Tokyo: The dollar fell to a four-month low against the yen as investors fled risky positions after U.S. lawmakers refused to pass a $700 billion bank bailout plan, sparking the biggest Wall Street stock sell-off since 1987.
But the dollar quickly recovered losses against the yen, with some Japanese institutional investors buying dollars as they prepared to close their books for the April-September first half of the financial year.
The U.S. House of Representatives on Monday unexpectedly rejected a plan to buy toxic assets from struggling banks in an effort to revitalise strained lending markets.
The move hit the dollar by dashing hopes for a comprehensive solution to the credit crisis that has claimed a variety of major financial institutions such as Lehman Brothers this month, stirring worries of a deeper economic downturn.
“There are many dollar-selling factors such as a slowing economy, possible Fed rate cuts and the outlook for worsening fiscal conditions for the U.S. government as it is expected to spend money to rescue banks,” said Osamu Takashima, chief currency analyst at Bank of Tokyo-Mitsubishi UFJ.
But the euro and sterling have also suffered as banks in Europe succumb to the widening crisis fallout, prompting investors to rush for currencies seen as a safe-haven during the turmoil, such as the yen and Swiss franc.
“The simple way to understand all the developments is that the yen is an alternative choice as safe-haven, with the euro and dollar shunned due to the credit crisis,” said a senior trader at a Japanese trust bank.
The U.S. lawmakers vote against the bailout package caused a panic among investors, with the Dow Jones industrial average suffering its biggest one-day point drop ever.
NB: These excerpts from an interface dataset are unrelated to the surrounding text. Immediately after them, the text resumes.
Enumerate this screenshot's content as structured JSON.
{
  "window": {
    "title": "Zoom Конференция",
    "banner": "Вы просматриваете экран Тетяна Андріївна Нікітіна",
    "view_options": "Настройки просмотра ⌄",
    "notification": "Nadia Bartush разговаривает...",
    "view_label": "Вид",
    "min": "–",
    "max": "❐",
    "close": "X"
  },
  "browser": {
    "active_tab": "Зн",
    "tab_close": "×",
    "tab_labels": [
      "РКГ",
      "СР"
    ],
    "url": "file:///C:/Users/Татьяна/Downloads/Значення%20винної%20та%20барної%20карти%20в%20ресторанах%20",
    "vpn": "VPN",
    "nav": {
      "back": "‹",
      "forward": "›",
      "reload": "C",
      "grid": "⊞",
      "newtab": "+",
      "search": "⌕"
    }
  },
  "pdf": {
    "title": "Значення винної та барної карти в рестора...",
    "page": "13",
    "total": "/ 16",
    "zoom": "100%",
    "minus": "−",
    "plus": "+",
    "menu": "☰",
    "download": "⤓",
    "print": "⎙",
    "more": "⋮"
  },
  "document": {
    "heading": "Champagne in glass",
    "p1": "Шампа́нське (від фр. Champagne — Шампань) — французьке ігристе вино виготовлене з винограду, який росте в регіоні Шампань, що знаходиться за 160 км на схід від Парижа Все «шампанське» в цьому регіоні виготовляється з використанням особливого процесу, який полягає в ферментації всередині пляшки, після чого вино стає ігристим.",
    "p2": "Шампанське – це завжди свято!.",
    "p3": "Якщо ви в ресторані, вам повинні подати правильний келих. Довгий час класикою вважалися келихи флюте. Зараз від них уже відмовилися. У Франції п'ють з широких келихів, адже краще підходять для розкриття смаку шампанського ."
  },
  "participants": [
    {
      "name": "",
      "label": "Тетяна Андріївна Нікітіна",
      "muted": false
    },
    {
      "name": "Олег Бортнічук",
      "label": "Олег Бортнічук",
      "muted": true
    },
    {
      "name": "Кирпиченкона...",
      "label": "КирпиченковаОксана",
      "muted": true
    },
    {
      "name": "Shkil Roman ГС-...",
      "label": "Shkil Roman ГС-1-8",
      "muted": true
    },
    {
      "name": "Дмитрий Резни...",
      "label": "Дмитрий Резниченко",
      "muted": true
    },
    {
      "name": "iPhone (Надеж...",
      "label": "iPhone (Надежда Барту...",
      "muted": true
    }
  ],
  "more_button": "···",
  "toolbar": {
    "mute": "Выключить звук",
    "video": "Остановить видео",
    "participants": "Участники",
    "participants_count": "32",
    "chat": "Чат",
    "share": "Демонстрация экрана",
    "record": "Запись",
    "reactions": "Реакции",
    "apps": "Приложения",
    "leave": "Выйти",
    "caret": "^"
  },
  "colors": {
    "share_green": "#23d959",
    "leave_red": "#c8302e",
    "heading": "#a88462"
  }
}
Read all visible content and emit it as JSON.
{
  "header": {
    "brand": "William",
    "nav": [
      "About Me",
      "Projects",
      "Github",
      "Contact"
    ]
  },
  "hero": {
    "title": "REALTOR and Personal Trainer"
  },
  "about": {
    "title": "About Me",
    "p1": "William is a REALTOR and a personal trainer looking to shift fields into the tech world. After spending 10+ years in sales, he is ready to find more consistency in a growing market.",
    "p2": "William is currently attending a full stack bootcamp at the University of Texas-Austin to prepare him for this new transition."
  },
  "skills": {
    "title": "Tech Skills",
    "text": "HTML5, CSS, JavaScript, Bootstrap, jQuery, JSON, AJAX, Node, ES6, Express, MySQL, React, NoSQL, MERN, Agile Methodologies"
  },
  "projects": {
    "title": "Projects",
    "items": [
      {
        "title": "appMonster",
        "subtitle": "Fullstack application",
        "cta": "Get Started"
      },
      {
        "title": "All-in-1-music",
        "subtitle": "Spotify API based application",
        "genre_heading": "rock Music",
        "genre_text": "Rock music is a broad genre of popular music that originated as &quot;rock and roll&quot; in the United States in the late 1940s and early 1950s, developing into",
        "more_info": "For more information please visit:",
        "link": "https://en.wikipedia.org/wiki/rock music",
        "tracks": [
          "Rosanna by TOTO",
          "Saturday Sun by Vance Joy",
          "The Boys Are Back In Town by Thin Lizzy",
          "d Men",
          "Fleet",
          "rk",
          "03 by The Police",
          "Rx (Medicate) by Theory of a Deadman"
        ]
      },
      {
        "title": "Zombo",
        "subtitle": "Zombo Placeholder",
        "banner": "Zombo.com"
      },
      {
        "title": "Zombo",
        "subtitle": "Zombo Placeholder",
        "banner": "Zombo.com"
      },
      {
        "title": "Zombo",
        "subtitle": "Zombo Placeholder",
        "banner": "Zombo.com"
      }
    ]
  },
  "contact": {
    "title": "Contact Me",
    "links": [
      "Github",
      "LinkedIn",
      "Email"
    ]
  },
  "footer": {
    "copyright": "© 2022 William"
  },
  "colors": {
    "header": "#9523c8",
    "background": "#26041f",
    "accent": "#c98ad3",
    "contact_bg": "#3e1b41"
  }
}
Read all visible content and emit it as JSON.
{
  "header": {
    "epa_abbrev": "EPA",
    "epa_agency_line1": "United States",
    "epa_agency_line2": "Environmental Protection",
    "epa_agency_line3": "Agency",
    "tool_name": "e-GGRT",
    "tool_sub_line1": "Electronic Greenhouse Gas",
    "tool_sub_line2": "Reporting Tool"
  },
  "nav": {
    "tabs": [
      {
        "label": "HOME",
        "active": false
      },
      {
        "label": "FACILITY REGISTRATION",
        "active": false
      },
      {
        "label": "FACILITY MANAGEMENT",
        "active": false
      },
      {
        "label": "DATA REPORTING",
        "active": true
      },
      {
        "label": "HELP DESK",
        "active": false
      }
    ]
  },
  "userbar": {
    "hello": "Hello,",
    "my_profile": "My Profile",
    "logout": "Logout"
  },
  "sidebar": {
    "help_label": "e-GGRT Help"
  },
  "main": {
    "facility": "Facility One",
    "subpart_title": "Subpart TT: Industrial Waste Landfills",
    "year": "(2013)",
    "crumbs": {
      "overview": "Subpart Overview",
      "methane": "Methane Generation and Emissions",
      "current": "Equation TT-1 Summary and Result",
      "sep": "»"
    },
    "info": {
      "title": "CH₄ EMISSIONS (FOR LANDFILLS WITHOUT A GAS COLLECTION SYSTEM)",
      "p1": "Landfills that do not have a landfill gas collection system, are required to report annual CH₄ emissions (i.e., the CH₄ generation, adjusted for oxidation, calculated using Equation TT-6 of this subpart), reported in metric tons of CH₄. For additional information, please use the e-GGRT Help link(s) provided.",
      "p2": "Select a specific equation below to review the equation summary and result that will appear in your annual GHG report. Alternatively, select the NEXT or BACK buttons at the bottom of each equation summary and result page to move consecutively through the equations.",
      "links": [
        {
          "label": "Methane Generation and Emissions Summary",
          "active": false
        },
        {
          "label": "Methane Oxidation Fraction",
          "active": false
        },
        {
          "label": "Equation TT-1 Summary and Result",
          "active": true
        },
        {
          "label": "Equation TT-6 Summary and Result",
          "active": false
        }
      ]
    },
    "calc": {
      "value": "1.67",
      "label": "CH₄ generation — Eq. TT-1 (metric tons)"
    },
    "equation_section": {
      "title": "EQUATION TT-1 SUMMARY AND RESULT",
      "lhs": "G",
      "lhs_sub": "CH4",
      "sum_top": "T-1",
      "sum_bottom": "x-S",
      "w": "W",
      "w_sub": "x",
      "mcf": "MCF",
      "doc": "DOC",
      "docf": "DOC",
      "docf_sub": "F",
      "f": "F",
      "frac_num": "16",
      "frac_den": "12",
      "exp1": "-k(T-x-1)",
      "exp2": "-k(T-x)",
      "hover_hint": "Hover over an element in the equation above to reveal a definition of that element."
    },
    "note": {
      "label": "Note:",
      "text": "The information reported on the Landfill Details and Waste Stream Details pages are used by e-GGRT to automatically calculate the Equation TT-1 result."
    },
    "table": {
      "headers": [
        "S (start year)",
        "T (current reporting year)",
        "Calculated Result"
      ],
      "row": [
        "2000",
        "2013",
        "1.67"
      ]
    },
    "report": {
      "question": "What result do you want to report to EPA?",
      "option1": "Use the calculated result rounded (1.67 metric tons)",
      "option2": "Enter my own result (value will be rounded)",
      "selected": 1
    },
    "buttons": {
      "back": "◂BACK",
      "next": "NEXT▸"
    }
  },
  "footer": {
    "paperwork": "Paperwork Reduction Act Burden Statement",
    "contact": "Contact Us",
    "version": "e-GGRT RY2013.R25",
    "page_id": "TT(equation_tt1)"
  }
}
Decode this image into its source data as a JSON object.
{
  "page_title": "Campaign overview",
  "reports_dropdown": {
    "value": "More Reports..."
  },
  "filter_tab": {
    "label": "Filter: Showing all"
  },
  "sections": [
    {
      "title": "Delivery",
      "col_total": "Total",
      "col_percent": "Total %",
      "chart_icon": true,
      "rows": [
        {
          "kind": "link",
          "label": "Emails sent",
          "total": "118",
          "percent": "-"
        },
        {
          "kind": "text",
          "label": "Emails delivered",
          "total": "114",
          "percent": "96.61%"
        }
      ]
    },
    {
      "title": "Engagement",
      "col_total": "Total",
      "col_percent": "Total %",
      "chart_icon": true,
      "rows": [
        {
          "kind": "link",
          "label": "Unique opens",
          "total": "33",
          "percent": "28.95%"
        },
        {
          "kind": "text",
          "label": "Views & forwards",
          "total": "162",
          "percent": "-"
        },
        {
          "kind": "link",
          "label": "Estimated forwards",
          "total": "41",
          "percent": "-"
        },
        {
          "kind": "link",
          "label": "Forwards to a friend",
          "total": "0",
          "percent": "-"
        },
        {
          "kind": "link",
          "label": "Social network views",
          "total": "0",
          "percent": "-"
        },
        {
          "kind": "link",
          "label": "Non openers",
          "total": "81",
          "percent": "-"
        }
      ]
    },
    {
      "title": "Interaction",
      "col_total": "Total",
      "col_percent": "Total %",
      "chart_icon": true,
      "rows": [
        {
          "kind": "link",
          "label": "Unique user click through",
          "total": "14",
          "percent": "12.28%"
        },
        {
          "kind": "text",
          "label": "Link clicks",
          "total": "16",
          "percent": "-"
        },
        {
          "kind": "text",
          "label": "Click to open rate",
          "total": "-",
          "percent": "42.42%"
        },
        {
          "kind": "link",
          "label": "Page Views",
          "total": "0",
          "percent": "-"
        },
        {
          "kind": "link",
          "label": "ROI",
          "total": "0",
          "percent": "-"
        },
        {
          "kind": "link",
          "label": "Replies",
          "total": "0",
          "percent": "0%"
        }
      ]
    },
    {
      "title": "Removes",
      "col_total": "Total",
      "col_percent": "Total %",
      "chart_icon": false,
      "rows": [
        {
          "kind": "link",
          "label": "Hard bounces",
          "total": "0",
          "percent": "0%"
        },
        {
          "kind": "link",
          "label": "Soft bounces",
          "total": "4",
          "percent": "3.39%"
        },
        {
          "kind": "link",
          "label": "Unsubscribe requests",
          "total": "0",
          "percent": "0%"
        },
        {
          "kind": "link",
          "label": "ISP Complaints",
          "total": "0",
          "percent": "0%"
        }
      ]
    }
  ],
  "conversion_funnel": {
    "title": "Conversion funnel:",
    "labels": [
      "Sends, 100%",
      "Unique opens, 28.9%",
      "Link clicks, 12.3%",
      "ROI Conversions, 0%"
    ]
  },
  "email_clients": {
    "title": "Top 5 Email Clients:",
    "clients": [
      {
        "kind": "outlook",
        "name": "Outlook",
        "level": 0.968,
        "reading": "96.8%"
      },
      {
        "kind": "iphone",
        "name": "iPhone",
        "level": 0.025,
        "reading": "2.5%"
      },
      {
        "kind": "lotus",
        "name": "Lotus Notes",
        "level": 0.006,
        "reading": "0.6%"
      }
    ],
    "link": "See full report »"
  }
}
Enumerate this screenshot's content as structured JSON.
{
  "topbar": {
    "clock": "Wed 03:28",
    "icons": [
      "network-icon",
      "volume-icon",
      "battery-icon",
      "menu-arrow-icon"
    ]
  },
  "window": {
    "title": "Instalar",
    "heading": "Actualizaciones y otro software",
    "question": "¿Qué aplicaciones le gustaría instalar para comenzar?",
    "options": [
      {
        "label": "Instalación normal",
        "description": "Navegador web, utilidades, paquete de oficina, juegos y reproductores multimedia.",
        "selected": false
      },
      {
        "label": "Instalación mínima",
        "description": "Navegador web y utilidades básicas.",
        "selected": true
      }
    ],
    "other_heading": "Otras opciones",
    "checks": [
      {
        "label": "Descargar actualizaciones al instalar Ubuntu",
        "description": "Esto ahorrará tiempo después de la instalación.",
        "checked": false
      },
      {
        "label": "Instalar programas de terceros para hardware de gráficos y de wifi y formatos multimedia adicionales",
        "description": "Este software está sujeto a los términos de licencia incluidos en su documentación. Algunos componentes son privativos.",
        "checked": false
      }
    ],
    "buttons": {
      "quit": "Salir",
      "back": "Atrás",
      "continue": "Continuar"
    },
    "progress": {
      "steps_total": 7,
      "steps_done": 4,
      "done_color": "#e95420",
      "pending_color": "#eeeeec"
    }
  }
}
Asian markets tumbled as well, with Japan’s Nikkei average falling nearly 5%.
The dollar struck a four-month low of ¥103.50 on trading platform EBS before recovering to 104.11 little changed from late U.S. trade on Monday.
Despite the dollar’s recovery, traders expect the U.S. currency to weaken against the yen as risk aversion is expected to spread after trade moves to Europe and the United States.
The dollar is also vulnerable because more investors are betting the Federal Reserve will cut interest rates from the current 2% in an effort to limit the economic fallout from the worst financial crisis since the Great Depression.
The dollar fell 4.3% against the yen during September, when problems in the U.S. financial sector went from bad to worse.
Earlier this month, the U.S. government took control of troubled mortgage finance giants Fannie Mae and Freddie Mac and bailed out insurer AIG while Lehman Brothers filed bankruptcy.
The euro fell 0.6% to $1.4352 The single currency is now 2.2% below where it ended August.
The euro was down 0.6% at ¥149.50 and fell back near a two-year low hit earlier in month.
On Monday, the credit crunch claimed several new victims — Wachovia Corp as well as many European banks — showing the financial crisis is spreading from the United States to Europe.
At least five banks in Britain, Belgium, Russia, Iceland and the United States were rescued by authorities over the weekend, prompting mammoth injections of cash into the global banking system by central banks to relieve frozen money markets.
But interbank rates stayed painfully high, showing the efforts of global central banks have not succeeded in easing credit tightness.
“Funds are not reaching financial firms that need money as a sense of panic continues to dominate markets,” a trader at a big Japanese bank. “It is reaching a point that financial markets, including the forex market, are not functioning.”